● Brief
Make an exact copy of all the entries below, with the pictures left out.
• • •
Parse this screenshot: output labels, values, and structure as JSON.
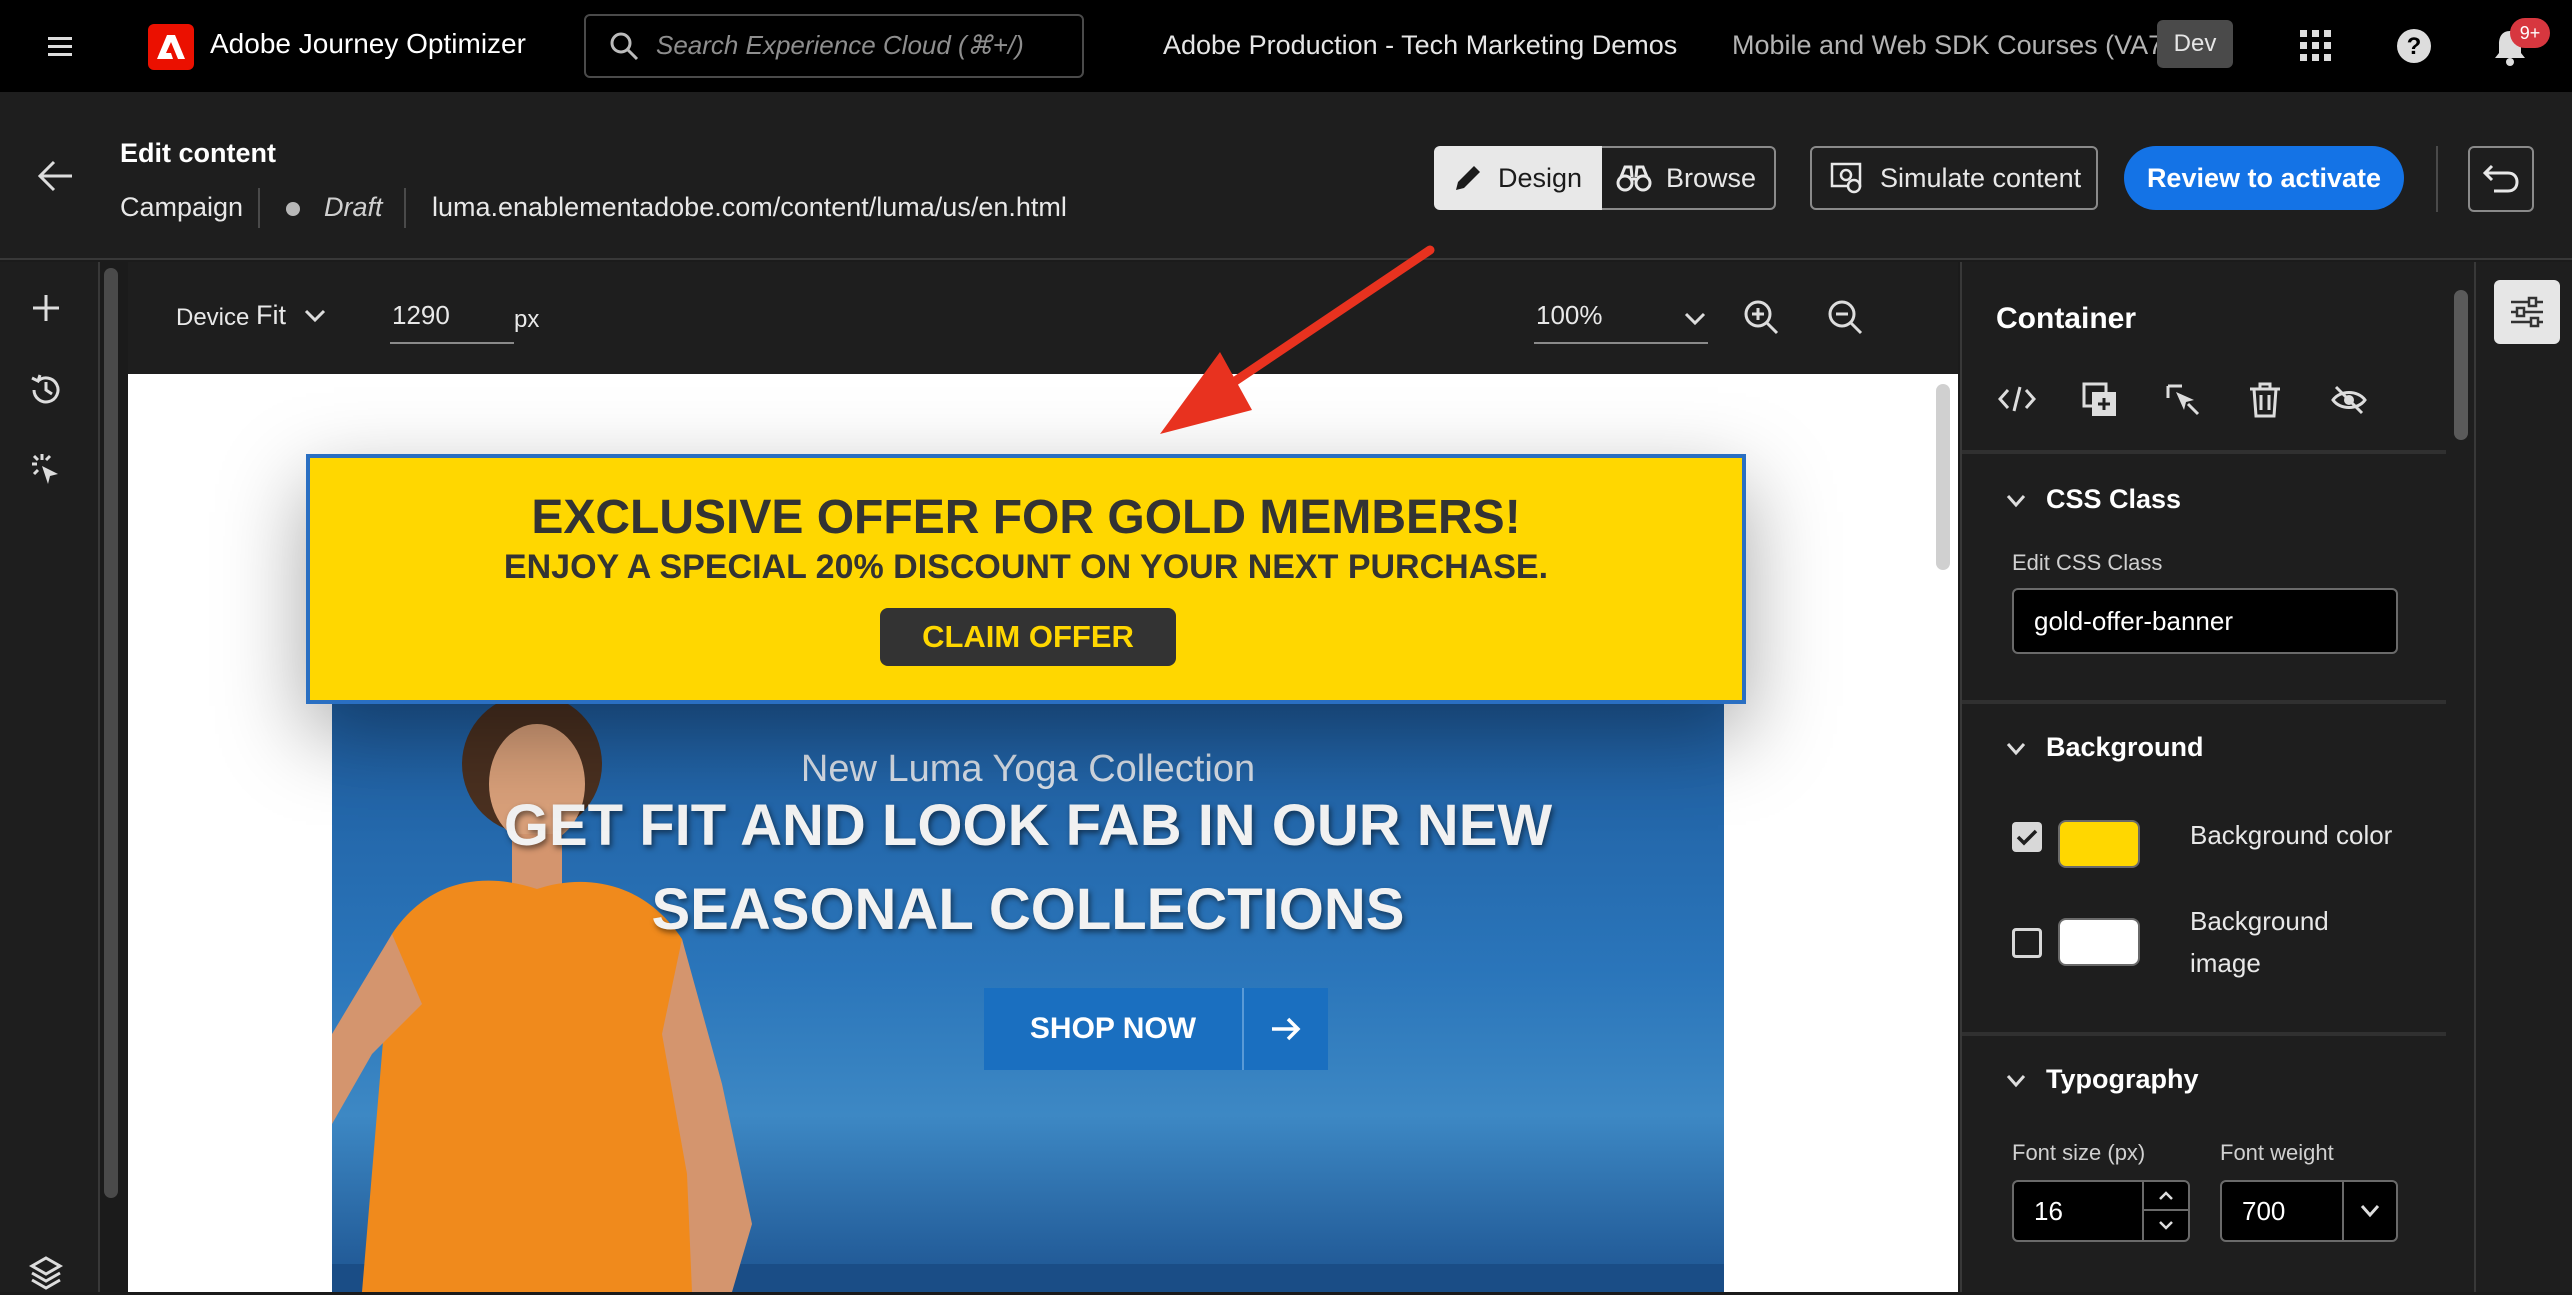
{
  "topnav": {
    "app_name": "Adobe Journey Optimizer",
    "search_placeholder": "Search Experience Cloud (⌘+/)",
    "org": "Adobe Production - Tech Marketing Demos",
    "sandbox": "Mobile and Web SDK Courses (VA7)",
    "env_badge": "Dev",
    "notification_count": "9+"
  },
  "header": {
    "title": "Edit content",
    "type": "Campaign",
    "status": "Draft",
    "url": "luma.enablementadobe.com/content/luma/us/en.html",
    "design_label": "Design",
    "browse_label": "Browse",
    "simulate_label": "Simulate content",
    "review_label": "Review to activate"
  },
  "canvas_toolbar": {
    "device_label": "Device",
    "device_value": "Fit",
    "width_value": "1290",
    "width_unit": "px",
    "zoom_value": "100%"
  },
  "page": {
    "banner": {
      "title": "EXCLUSIVE OFFER FOR GOLD MEMBERS!",
      "subtitle": "ENJOY A SPECIAL 20% DISCOUNT ON YOUR NEXT PURCHASE.",
      "button": "CLAIM OFFER",
      "bg_color": "#ffd700"
    },
    "hero": {
      "subtitle": "New Luma Yoga Collection",
      "title_line1": "GET FIT AND LOOK FAB IN OUR NEW",
      "title_line2": "SEASONAL COLLECTIONS",
      "button": "SHOP NOW"
    }
  },
  "panel": {
    "title": "Container",
    "css_section": "CSS Class",
    "css_label": "Edit CSS Class",
    "css_value": "gold-offer-banner",
    "bg_section": "Background",
    "bg_color_label": "Background color",
    "bg_color_checked": true,
    "bg_color_value": "#ffd700",
    "bg_image_label_1": "Background",
    "bg_image_label_2": "image",
    "bg_image_checked": false,
    "typo_section": "Typography",
    "font_size_label": "Font size (px)",
    "font_size_value": "16",
    "font_weight_label": "Font weight",
    "font_weight_value": "700"
  },
  "colors": {
    "accent": "#1473e6",
    "adobe_red": "#eb1000",
    "annotation_arrow": "#e8321f"
  }
}
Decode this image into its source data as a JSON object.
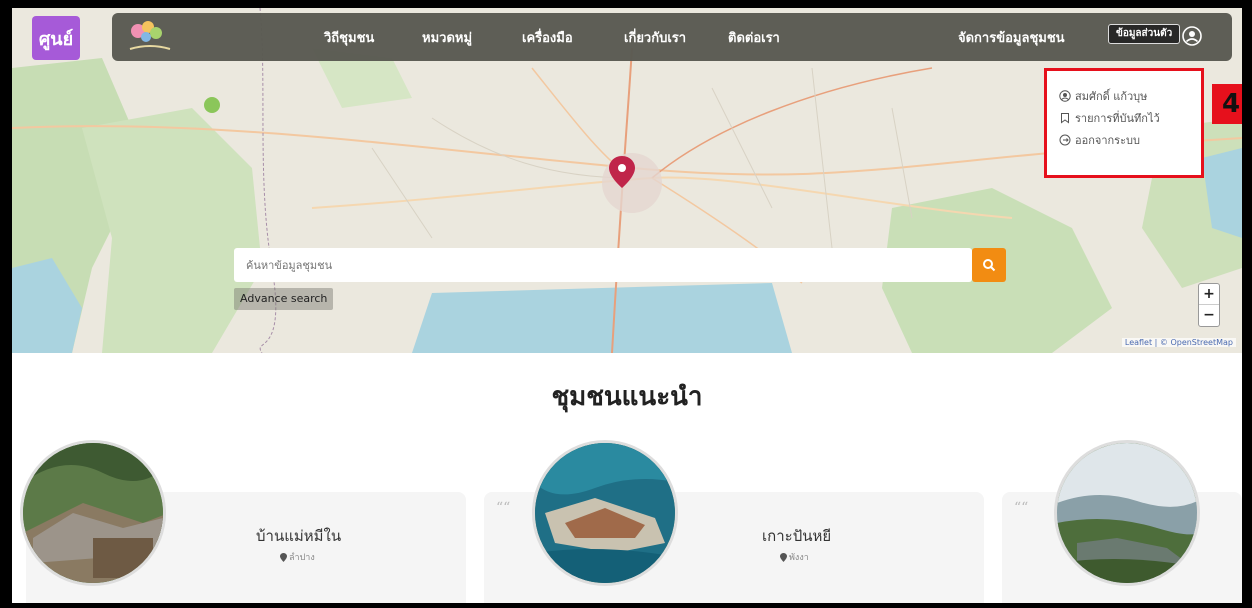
{
  "logo": {
    "text": "ศูนย์"
  },
  "nav": {
    "items": [
      {
        "label": "วิถีชุมชน"
      },
      {
        "label": "หมวดหมู่"
      },
      {
        "label": "เครื่องมือ"
      },
      {
        "label": "เกี่ยวกับเรา"
      },
      {
        "label": "ติดต่อเรา"
      }
    ],
    "manage_label": "จัดการข้อมูลชุมชน",
    "apply_label": "ข้อมูลส่วนตัว"
  },
  "user_menu": {
    "items": [
      {
        "label": "สมศักดิ์ แก้วบุษ",
        "icon": "user-circle-icon"
      },
      {
        "label": "รายการที่บันทึกไว้",
        "icon": "bookmark-icon"
      },
      {
        "label": "ออกจากระบบ",
        "icon": "logout-icon"
      }
    ],
    "step_number": "4"
  },
  "search": {
    "placeholder": "ค้นหาข้อมูลชุมชน",
    "advance_label": "Advance search"
  },
  "map": {
    "zoom_in": "+",
    "zoom_out": "−",
    "attribution": "Leaflet | © OpenStreetMap"
  },
  "section": {
    "title": "ชุมชนแนะนำ"
  },
  "cards": [
    {
      "name": "บ้านแม่หมีใน",
      "location": "ลำปาง"
    },
    {
      "name": "เกาะปันหยี",
      "location": "พังงา"
    },
    {
      "name": "",
      "location": ""
    }
  ],
  "colors": {
    "accent_orange": "#f28c12",
    "logo_purple": "#a65ad8",
    "highlight_red": "#e6101c",
    "navbar": "#5a5a52"
  }
}
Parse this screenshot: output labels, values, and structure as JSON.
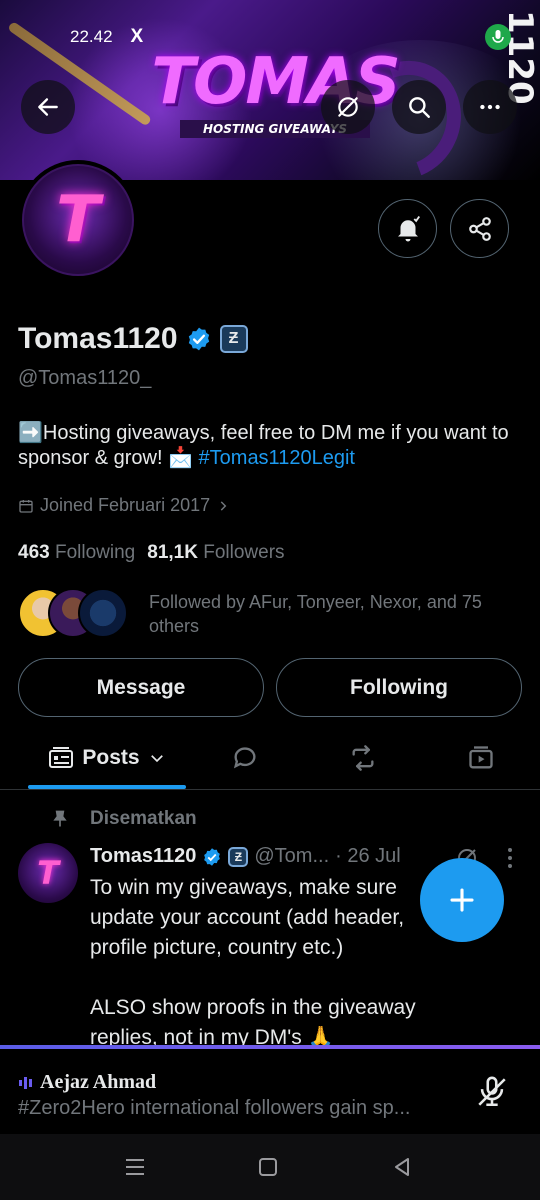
{
  "status_bar": {
    "time": "22.42",
    "x_logo": "X"
  },
  "banner": {
    "title": "TOMAS",
    "subtitle": "HOSTING GIVEAWAYS",
    "side_text": "1120"
  },
  "profile": {
    "name": "Tomas1120",
    "affiliate_badge": "Ƶ",
    "handle": "@Tomas1120_",
    "bio_text": "➡️Hosting giveaways, feel free to DM me if you want to sponsor & grow! 📩 ",
    "bio_hashtag": "#Tomas1120Legit",
    "joined": "Joined Februari 2017",
    "following_count": "463",
    "following_label": "Following",
    "followers_count": "81,1K",
    "followers_label": "Followers",
    "followed_by": "Followed by AFur, Tonyeer, Nexor, and 75 others"
  },
  "buttons": {
    "message": "Message",
    "following": "Following"
  },
  "tabs": {
    "posts": "Posts"
  },
  "pinned_tweet": {
    "pinned_label": "Disematkan",
    "name": "Tomas1120",
    "affiliate_badge": "Ƶ",
    "handle": "@Tom...",
    "date": "· 26 Jul",
    "line1": "To win my giveaways, make sure",
    "line2": "update your account (add header,",
    "line3": "profile picture, country etc.)",
    "line4": "ALSO show proofs in the giveaway",
    "line5": "replies, not in my DM's 🙏"
  },
  "space": {
    "host": "Aejaz Ahmad",
    "title": "#Zero2Hero international followers gain sp..."
  },
  "colors": {
    "accent": "#1d9bf0",
    "space": "#6a5cf0",
    "background": "#000000"
  }
}
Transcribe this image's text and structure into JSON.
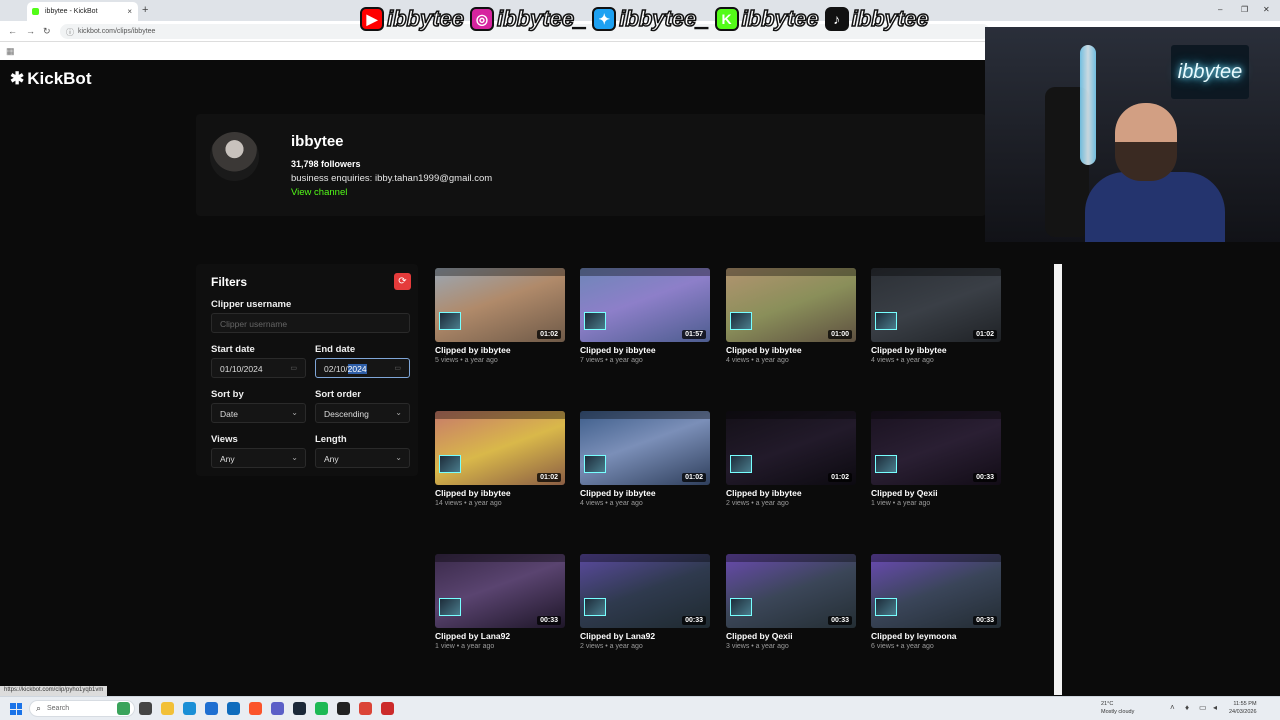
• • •
● Reply to the exercise
Parse this screenshot: output labels, values, and structure as JSON.
{
  "topnav": {
    "app_name": "Adobe Journey Optimizer",
    "search_placeholder": "Search Experience Cloud (⌘+/)",
    "org": "Adobe Production - Tech Marketing Demos",
    "sandbox": "Mobile and Web SDK Courses (VA7)",
    "env_badge": "Dev",
    "notification_count": "9+"
  },
  "header": {
    "title": "Edit content",
    "type": "Campaign",
    "status": "Draft",
    "url": "luma.enablementadobe.com/content/luma/us/en.html",
    "design_label": "Design",
    "browse_label": "Browse",
    "simulate_label": "Simulate content",
    "review_label": "Review to activate"
  },
  "canvas_toolbar": {
    "device_label": "Device",
    "device_value": "Fit",
    "width_value": "1290",
    "width_unit": "px",
    "zoom_value": "100%"
  },
  "page": {
    "banner": {
      "title": "EXCLUSIVE OFFER FOR GOLD MEMBERS!",
      "subtitle": "ENJOY A SPECIAL 20% DISCOUNT ON YOUR NEXT PURCHASE.",
      "button": "CLAIM OFFER",
      "bg_color": "#ffd700"
    },
    "hero": {
      "subtitle": "New Luma Yoga Collection",
      "title_line1": "GET FIT AND LOOK FAB IN OUR NEW",
      "title_line2": "SEASONAL COLLECTIONS",
      "button": "SHOP NOW"
    }
  },
  "panel": {
    "title": "Container",
    "css_section": "CSS Class",
    "css_label": "Edit CSS Class",
    "css_value": "gold-offer-banner",
    "bg_section": "Background",
    "bg_color_label": "Background color",
    "bg_color_checked": true,
    "bg_color_value": "#ffd700",
    "bg_image_label_1": "Background",
    "bg_image_label_2": "image",
    "bg_image_checked": false,
    "typo_section": "Typography",
    "font_size_label": "Font size (px)",
    "font_size_value": "16",
    "font_weight_label": "Font weight",
    "font_weight_value": "700"
  },
  "colors": {
    "accent": "#1473e6",
    "adobe_red": "#eb1000",
    "annotation_arrow": "#e8321f"
  }
}
Decode this image into its source data as a JSON object.
{
  "logo": {
    "text": "ศูนย์"
  },
  "nav": {
    "items": [
      {
        "label": "วิถีชุมชน"
      },
      {
        "label": "หมวดหมู่"
      },
      {
        "label": "เครื่องมือ"
      },
      {
        "label": "เกี่ยวกับเรา"
      },
      {
        "label": "ติดต่อเรา"
      }
    ],
    "manage_label": "จัดการข้อมูลชุมชน",
    "apply_label": "ข้อมูลส่วนตัว"
  },
  "user_menu": {
    "items": [
      {
        "label": "สมศักดิ์ แก้วบุษ",
        "icon": "user-circle-icon"
      },
      {
        "label": "รายการที่บันทึกไว้",
        "icon": "bookmark-icon"
      },
      {
        "label": "ออกจากระบบ",
        "icon": "logout-icon"
      }
    ],
    "step_number": "4"
  },
  "search": {
    "placeholder": "ค้นหาข้อมูลชุมชน",
    "advance_label": "Advance search"
  },
  "map": {
    "zoom_in": "+",
    "zoom_out": "−",
    "attribution": "Leaflet | © OpenStreetMap"
  },
  "section": {
    "title": "ชุมชนแนะนำ"
  },
  "cards": [
    {
      "name": "บ้านแม่หมีใน",
      "location": "ลำปาง"
    },
    {
      "name": "เกาะปันหยี",
      "location": "พังงา"
    },
    {
      "name": "",
      "location": ""
    }
  ],
  "colors": {
    "accent_orange": "#f28c12",
    "logo_purple": "#a65ad8",
    "highlight_red": "#e6101c",
    "navbar": "#5a5a52"
  }
}
Parse this screenshot: output labels, values, and structure as JSON.
{
  "status_bar": {
    "time": "22.42",
    "x_logo": "X"
  },
  "banner": {
    "title": "TOMAS",
    "subtitle": "HOSTING GIVEAWAYS",
    "side_text": "1120"
  },
  "profile": {
    "name": "Tomas1120",
    "affiliate_badge": "Ƶ",
    "handle": "@Tomas1120_",
    "bio_text": "➡️Hosting giveaways, feel free to DM me if you want to sponsor & grow! 📩 ",
    "bio_hashtag": "#Tomas1120Legit",
    "joined": "Joined Februari 2017",
    "following_count": "463",
    "following_label": "Following",
    "followers_count": "81,1K",
    "followers_label": "Followers",
    "followed_by": "Followed by AFur, Tonyeer, Nexor, and 75 others"
  },
  "buttons": {
    "message": "Message",
    "following": "Following"
  },
  "tabs": {
    "posts": "Posts"
  },
  "pinned_tweet": {
    "pinned_label": "Disematkan",
    "name": "Tomas1120",
    "affiliate_badge": "Ƶ",
    "handle": "@Tom...",
    "date": "· 26 Jul",
    "line1": "To win my giveaways, make sure",
    "line2": "update your account (add header,",
    "line3": "profile picture, country etc.)",
    "line4": "ALSO show proofs in the giveaway",
    "line5": "replies, not in my DM's 🙏"
  },
  "space": {
    "host": "Aejaz Ahmad",
    "title": "#Zero2Hero international followers gain sp..."
  },
  "colors": {
    "accent": "#1d9bf0",
    "space": "#6a5cf0",
    "background": "#000000"
  }
}
Transcribe this image's text and structure into JSON.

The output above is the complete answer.